“Nepal Bhasa” is classified as among the Sino-Tibetan languages but it has greatly derived much of its grammar, words and lexicon from the influences of southern Indo-Aryan languages like Sanskrit, Prakrit, and Maithili. Newars are bound together by a common language and culture their common language is Nepal Bhasa or the linguistic progenitor of that language. Nepal Bhasa is the term recognised by the government.
Nepal Bhasa already existed as a spoken language during the Licchavi period. Inscriptions in Nepal Bhasa emerged from the 12th century, the palm-leaf manuscript from Uku Bahah being the first example. Nepal Bhasa developed from the 14th to the late 18th centuries as the court and state language It was used universally in stone and copper inscriptions, sacred manuscripts, official documents, journals, title deeds, correspondence and creative writing.

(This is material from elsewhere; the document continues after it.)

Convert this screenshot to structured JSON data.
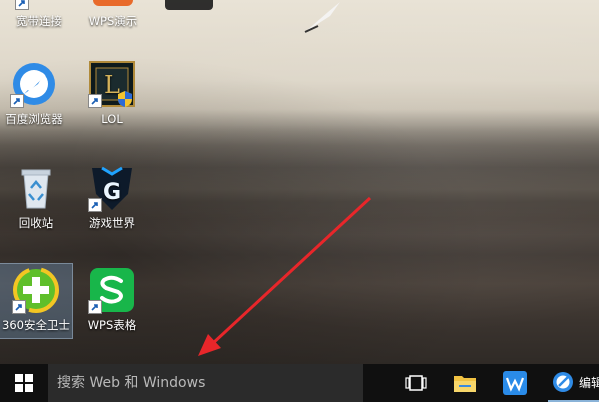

In 2011, there were approximately 846,000 native speakers of Nepal Bhasa Many Newar communities within Nepal also speak their own dialects of Nepal Bhasa, such as the Dolakha Newar Language. Nepal Bhasa is of Tibeto-Burman origin but has been heavily influenced by Indo-Aryan languages like Sanskrit, Pali, Bengali and Maithili.